Report how many lines of the listing below include the word "structure". Give nothing but the number.

+ + + + + + +

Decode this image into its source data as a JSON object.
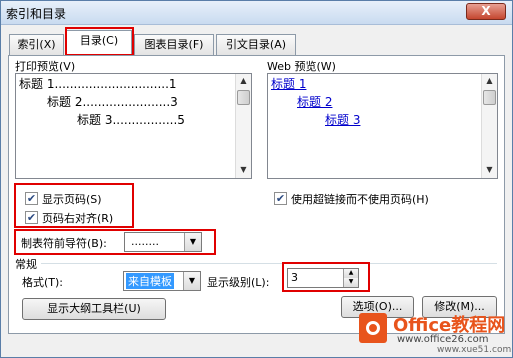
{
  "window": {
    "title": "索引和目录",
    "close_glyph": "X"
  },
  "tabs": [
    {
      "label": "索引(X)"
    },
    {
      "label": "目录(C)"
    },
    {
      "label": "图表目录(F)"
    },
    {
      "label": "引文目录(A)"
    }
  ],
  "print_preview": {
    "label": "打印预览(V)",
    "lines": [
      "标题 1..............................1",
      "标题 2.......................3",
      "标题 3.................5"
    ]
  },
  "web_preview": {
    "label": "Web 预览(W)",
    "lines": [
      "标题 1",
      "标题 2",
      "标题 3"
    ]
  },
  "options": {
    "show_page_numbers": {
      "label": "显示页码(S)",
      "checked": true
    },
    "right_align": {
      "label": "页码右对齐(R)",
      "checked": true
    },
    "use_hyperlinks": {
      "label": "使用超链接而不使用页码(H)",
      "checked": true
    },
    "tab_leader": {
      "label": "制表符前导符(B):",
      "value": "........"
    }
  },
  "general": {
    "label": "常规",
    "format_label": "格式(T):",
    "format_value": "来自模板",
    "levels_label": "显示级别(L):",
    "levels_value": "3"
  },
  "buttons": {
    "outline_toolbar": "显示大纲工具栏(U)",
    "options": "选项(O)...",
    "modify": "修改(M)..."
  },
  "watermark": {
    "brand": "Office教程网",
    "url": "www.office26.com",
    "sub": "www.xue51.com"
  },
  "colors": {
    "highlight": "#e00000",
    "link": "#0000cc",
    "watermark": "#e8541c"
  }
}
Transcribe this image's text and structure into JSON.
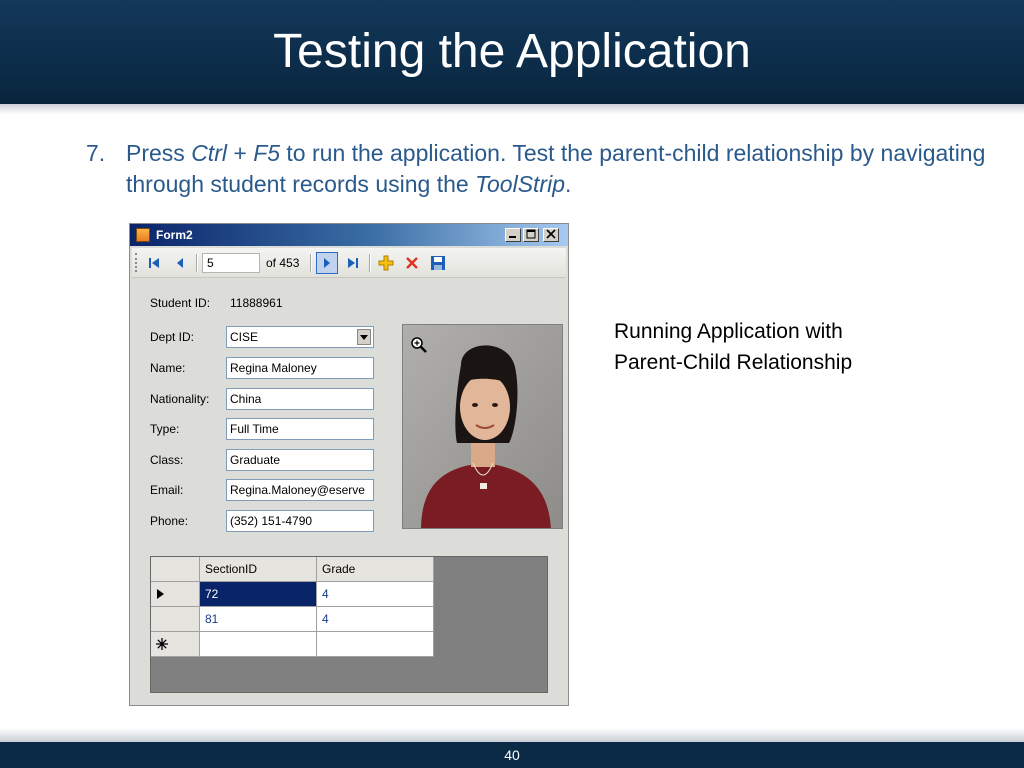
{
  "slide": {
    "title": "Testing the Application",
    "step_number": "7.",
    "step_parts": [
      "Press ",
      "Ctrl",
      " + ",
      "F5",
      " to run the application. Test the parent-child relationship by navigating through student records using the ",
      "ToolStrip",
      "."
    ],
    "caption_line1": "Running Application with",
    "caption_line2": "Parent-Child Relationship",
    "page_number": "40"
  },
  "window": {
    "title": "Form2",
    "toolstrip": {
      "position_value": "5",
      "count_label": "of 453"
    },
    "fields": {
      "student_id_label": "Student ID:",
      "student_id_value": "11888961",
      "dept_label": "Dept ID:",
      "dept_value": "CISE",
      "name_label": "Name:",
      "name_value": "Regina  Maloney",
      "nationality_label": "Nationality:",
      "nationality_value": "China",
      "type_label": "Type:",
      "type_value": "Full Time",
      "class_label": "Class:",
      "class_value": "Graduate",
      "email_label": "Email:",
      "email_value": "Regina.Maloney@eserve",
      "phone_label": "Phone:",
      "phone_value": "(352) 151-4790"
    },
    "grid": {
      "columns": [
        "SectionID",
        "Grade"
      ],
      "rows": [
        {
          "section_id": "72",
          "grade": "4",
          "selected": true
        },
        {
          "section_id": "81",
          "grade": "4",
          "selected": false
        }
      ]
    }
  },
  "colors": {
    "header_bg": "#0b2b47",
    "step_text": "#2a5a8c",
    "selection": "#0a246a"
  }
}
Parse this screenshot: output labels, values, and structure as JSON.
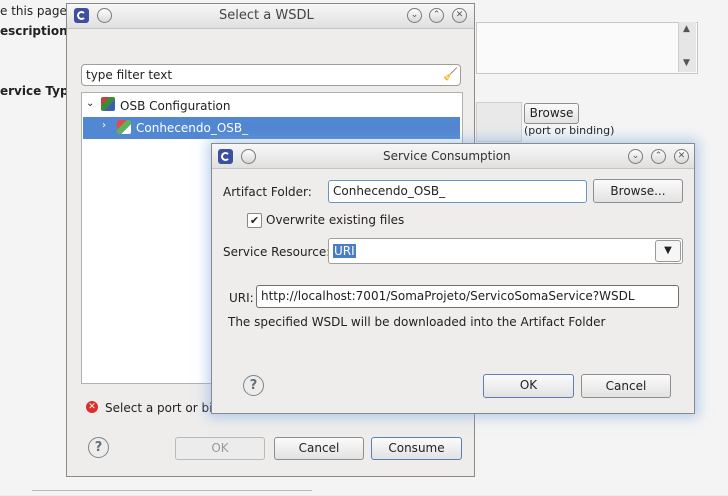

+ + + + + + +

**RESULT**
2